**Task details**
Print each entry verbatim.

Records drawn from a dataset
○ ○ ○

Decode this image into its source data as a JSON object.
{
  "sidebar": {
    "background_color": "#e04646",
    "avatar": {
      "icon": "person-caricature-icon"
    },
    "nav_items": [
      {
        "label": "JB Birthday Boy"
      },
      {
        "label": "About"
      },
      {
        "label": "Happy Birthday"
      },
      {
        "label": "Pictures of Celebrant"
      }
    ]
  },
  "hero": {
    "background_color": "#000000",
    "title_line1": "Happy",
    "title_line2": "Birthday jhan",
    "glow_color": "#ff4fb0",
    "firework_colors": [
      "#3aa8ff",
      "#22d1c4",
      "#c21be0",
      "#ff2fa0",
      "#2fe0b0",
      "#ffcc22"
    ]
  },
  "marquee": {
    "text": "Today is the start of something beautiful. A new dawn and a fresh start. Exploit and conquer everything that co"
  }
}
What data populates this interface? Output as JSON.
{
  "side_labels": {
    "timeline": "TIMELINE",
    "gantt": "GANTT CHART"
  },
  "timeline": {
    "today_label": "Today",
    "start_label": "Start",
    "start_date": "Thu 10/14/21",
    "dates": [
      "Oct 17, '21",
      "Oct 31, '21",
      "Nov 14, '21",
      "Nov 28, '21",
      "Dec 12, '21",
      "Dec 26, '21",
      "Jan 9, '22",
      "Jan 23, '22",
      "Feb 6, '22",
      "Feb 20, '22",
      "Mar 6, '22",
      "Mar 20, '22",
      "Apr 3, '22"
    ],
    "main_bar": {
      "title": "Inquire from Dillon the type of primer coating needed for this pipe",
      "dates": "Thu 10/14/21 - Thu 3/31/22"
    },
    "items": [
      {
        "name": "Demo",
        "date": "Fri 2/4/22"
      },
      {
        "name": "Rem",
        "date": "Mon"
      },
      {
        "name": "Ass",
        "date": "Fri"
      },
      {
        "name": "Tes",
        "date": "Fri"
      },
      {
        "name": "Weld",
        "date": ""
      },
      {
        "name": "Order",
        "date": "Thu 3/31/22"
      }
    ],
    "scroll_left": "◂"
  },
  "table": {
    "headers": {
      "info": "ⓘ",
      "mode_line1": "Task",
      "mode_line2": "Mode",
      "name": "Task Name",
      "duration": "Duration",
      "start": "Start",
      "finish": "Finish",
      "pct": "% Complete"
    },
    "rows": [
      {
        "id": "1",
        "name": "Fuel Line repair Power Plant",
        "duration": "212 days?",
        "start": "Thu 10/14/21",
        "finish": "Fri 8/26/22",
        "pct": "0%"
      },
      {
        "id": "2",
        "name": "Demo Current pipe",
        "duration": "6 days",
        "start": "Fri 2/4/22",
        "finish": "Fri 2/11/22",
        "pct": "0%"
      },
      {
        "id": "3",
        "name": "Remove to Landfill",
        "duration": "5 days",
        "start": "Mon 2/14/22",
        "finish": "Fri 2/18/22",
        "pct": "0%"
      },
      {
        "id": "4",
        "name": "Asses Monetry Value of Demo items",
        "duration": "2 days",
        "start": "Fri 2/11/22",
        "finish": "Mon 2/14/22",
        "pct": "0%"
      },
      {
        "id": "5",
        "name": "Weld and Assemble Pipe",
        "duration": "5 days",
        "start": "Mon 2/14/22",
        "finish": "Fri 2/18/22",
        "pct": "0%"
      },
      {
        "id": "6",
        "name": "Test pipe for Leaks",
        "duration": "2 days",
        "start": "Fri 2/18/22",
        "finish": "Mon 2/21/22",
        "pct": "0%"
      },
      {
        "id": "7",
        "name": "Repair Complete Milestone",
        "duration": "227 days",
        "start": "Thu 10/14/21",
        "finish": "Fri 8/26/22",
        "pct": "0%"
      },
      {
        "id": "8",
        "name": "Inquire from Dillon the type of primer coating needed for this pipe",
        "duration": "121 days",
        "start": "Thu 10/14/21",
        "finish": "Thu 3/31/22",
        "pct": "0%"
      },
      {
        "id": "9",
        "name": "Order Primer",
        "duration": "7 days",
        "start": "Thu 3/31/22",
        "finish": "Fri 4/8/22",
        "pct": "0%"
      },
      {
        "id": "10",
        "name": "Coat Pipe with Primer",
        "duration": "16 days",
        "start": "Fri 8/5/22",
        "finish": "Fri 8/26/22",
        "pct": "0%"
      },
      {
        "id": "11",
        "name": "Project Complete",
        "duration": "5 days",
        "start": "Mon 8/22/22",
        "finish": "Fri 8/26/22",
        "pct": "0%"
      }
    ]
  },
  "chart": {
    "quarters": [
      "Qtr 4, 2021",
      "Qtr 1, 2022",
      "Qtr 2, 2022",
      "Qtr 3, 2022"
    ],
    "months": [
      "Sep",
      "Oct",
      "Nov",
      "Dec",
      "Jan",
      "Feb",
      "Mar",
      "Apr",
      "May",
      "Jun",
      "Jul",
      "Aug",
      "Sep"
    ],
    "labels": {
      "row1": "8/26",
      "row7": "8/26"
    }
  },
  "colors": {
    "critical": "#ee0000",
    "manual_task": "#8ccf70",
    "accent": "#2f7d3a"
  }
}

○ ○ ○

**Exercise output**
Decode this image into its source data as a JSON object.
{
  "sidebar": {
    "background_color": "#e04646",
    "avatar": {
      "icon": "person-caricature-icon"
    },
    "nav_items": [
      {
        "label": "JB Birthday Boy"
      },
      {
        "label": "About"
      },
      {
        "label": "Happy Birthday"
      },
      {
        "label": "Pictures of Celebrant"
      }
    ]
  },
  "hero": {
    "background_color": "#000000",
    "title_line1": "Happy",
    "title_line2": "Birthday jhan",
    "glow_color": "#ff4fb0",
    "firework_colors": [
      "#3aa8ff",
      "#22d1c4",
      "#c21be0",
      "#ff2fa0",
      "#2fe0b0",
      "#ffcc22"
    ]
  },
  "marquee": {
    "text": "Today is the start of something beautiful. A new dawn and a fresh start. Exploit and conquer everything that co"
  }
}
What data populates this interface? Output as JSON.
{
  "side_labels": {
    "timeline": "TIMELINE",
    "gantt": "GANTT CHART"
  },
  "timeline": {
    "today_label": "Today",
    "start_label": "Start",
    "start_date": "Thu 10/14/21",
    "dates": [
      "Oct 17, '21",
      "Oct 31, '21",
      "Nov 14, '21",
      "Nov 28, '21",
      "Dec 12, '21",
      "Dec 26, '21",
      "Jan 9, '22",
      "Jan 23, '22",
      "Feb 6, '22",
      "Feb 20, '22",
      "Mar 6, '22",
      "Mar 20, '22",
      "Apr 3, '22"
    ],
    "main_bar": {
      "title": "Inquire from Dillon the type of primer coating needed for this pipe",
      "dates": "Thu 10/14/21 - Thu 3/31/22"
    },
    "items": [
      {
        "name": "Demo",
        "date": "Fri 2/4/22"
      },
      {
        "name": "Rem",
        "date": "Mon"
      },
      {
        "name": "Ass",
        "date": "Fri"
      },
      {
        "name": "Tes",
        "date": "Fri"
      },
      {
        "name": "Weld",
        "date": ""
      },
      {
        "name": "Order",
        "date": "Thu 3/31/22"
      }
    ],
    "scroll_left": "◂"
  },
  "table": {
    "headers": {
      "info": "ⓘ",
      "mode_line1": "Task",
      "mode_line2": "Mode",
      "name": "Task Name",
      "duration": "Duration",
      "start": "Start",
      "finish": "Finish",
      "pct": "% Complete"
    },
    "rows": [
      {
        "id": "1",
        "name": "Fuel Line repair Power Plant",
        "duration": "212 days?",
        "start": "Thu 10/14/21",
        "finish": "Fri 8/26/22",
        "pct": "0%"
      },
      {
        "id": "2",
        "name": "Demo Current pipe",
        "duration": "6 days",
        "start": "Fri 2/4/22",
        "finish": "Fri 2/11/22",
        "pct": "0%"
      },
      {
        "id": "3",
        "name": "Remove to Landfill",
        "duration": "5 days",
        "start": "Mon 2/14/22",
        "finish": "Fri 2/18/22",
        "pct": "0%"
      },
      {
        "id": "4",
        "name": "Asses Monetry Value of Demo items",
        "duration": "2 days",
        "start": "Fri 2/11/22",
        "finish": "Mon 2/14/22",
        "pct": "0%"
      },
      {
        "id": "5",
        "name": "Weld and Assemble Pipe",
        "duration": "5 days",
        "start": "Mon 2/14/22",
        "finish": "Fri 2/18/22",
        "pct": "0%"
      },
      {
        "id": "6",
        "name": "Test pipe for Leaks",
        "duration": "2 days",
        "start": "Fri 2/18/22",
        "finish": "Mon 2/21/22",
        "pct": "0%"
      },
      {
        "id": "7",
        "name": "Repair Complete Milestone",
        "duration": "227 days",
        "start": "Thu 10/14/21",
        "finish": "Fri 8/26/22",
        "pct": "0%"
      },
      {
        "id": "8",
        "name": "Inquire from Dillon the type of primer coating needed for this pipe",
        "duration": "121 days",
        "start": "Thu 10/14/21",
        "finish": "Thu 3/31/22",
        "pct": "0%"
      },
      {
        "id": "9",
        "name": "Order Primer",
        "duration": "7 days",
        "start": "Thu 3/31/22",
        "finish": "Fri 4/8/22",
        "pct": "0%"
      },
      {
        "id": "10",
        "name": "Coat Pipe with Primer",
        "duration": "16 days",
        "start": "Fri 8/5/22",
        "finish": "Fri 8/26/22",
        "pct": "0%"
      },
      {
        "id": "11",
        "name": "Project Complete",
        "duration": "5 days",
        "start": "Mon 8/22/22",
        "finish": "Fri 8/26/22",
        "pct": "0%"
      }
    ]
  },
  "chart": {
    "quarters": [
      "Qtr 4, 2021",
      "Qtr 1, 2022",
      "Qtr 2, 2022",
      "Qtr 3, 2022"
    ],
    "months": [
      "Sep",
      "Oct",
      "Nov",
      "Dec",
      "Jan",
      "Feb",
      "Mar",
      "Apr",
      "May",
      "Jun",
      "Jul",
      "Aug",
      "Sep"
    ],
    "labels": {
      "row1": "8/26",
      "row7": "8/26"
    }
  },
  "colors": {
    "critical": "#ee0000",
    "manual_task": "#8ccf70",
    "accent": "#2f7d3a"
  }
}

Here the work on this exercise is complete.